Fair warning: I am planning to rat on everyone in uptown Waterloo who breaks the by-law this winter.

(If requested, the city will help clear the sidewalks of the physically disabled or people over 65. Call 519-579-6930.)



Michael D said...

If we were serious about accessibility, we would have the city do the plowing. It's reliable, not at all expensive, and is also heaps more efficient.

Really, how in hell are a city's sidewalks supposed to be usable if property owners/occupants are allowed 24 hours to shovel the snow?

Yappa said...

I don't know if it's true, but someone told me that it would only cost the city $300,000/yr to clear the sidewalks. When I lived in Peterboro years ago they had little sidewalk clearing machines. A bonus with them is that they cleared a wider swath, and a uniform one, which made it easier to walk. It was also a lot quicker.

Michael D said...

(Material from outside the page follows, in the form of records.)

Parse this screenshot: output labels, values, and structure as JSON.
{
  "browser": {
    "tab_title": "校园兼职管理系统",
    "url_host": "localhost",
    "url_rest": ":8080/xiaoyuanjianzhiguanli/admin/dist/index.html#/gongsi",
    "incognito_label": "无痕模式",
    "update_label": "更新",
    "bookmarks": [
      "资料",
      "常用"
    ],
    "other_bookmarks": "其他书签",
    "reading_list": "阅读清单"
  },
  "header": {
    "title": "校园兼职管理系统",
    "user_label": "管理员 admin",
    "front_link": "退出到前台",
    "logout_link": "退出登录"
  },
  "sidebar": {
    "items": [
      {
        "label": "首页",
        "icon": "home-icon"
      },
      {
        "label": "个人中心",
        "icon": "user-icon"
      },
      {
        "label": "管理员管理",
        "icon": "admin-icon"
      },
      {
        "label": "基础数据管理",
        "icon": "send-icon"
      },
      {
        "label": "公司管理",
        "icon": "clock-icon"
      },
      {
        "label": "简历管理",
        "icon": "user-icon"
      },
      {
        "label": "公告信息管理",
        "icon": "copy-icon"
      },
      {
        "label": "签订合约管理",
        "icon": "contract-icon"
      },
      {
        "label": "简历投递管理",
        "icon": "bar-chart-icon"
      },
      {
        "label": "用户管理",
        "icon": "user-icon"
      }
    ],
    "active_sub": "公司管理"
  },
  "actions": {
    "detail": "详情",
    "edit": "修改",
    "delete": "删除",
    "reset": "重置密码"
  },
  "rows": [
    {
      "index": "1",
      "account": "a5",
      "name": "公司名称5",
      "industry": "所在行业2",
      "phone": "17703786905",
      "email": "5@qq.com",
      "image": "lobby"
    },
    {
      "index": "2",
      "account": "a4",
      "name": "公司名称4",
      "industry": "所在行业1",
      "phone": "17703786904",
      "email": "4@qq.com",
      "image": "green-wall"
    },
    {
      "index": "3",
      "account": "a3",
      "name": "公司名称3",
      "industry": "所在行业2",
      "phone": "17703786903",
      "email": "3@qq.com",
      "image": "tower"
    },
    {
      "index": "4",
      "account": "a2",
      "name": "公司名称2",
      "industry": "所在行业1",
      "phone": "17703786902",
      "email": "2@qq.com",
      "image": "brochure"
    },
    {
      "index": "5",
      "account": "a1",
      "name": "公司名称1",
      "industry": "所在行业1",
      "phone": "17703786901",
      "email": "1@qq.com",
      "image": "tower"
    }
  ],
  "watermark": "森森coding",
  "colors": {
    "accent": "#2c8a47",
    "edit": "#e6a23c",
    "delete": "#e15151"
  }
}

Guelph is probably getting rid of most of their sidewalk clearing in the 2010 budget -- with a whopping savings of $100,000. So that figure seems in the right ballpark.

Yappa said...

By the way, I didn't mention the city-clearing thing in the post, although I support it, because as long as we have to clear our own sidewalks, I think there's an issue of personal accountability that would be side-lined by arguing for a government plan. In other words, in the current system, people better damn well start doing a better job of making their property passable.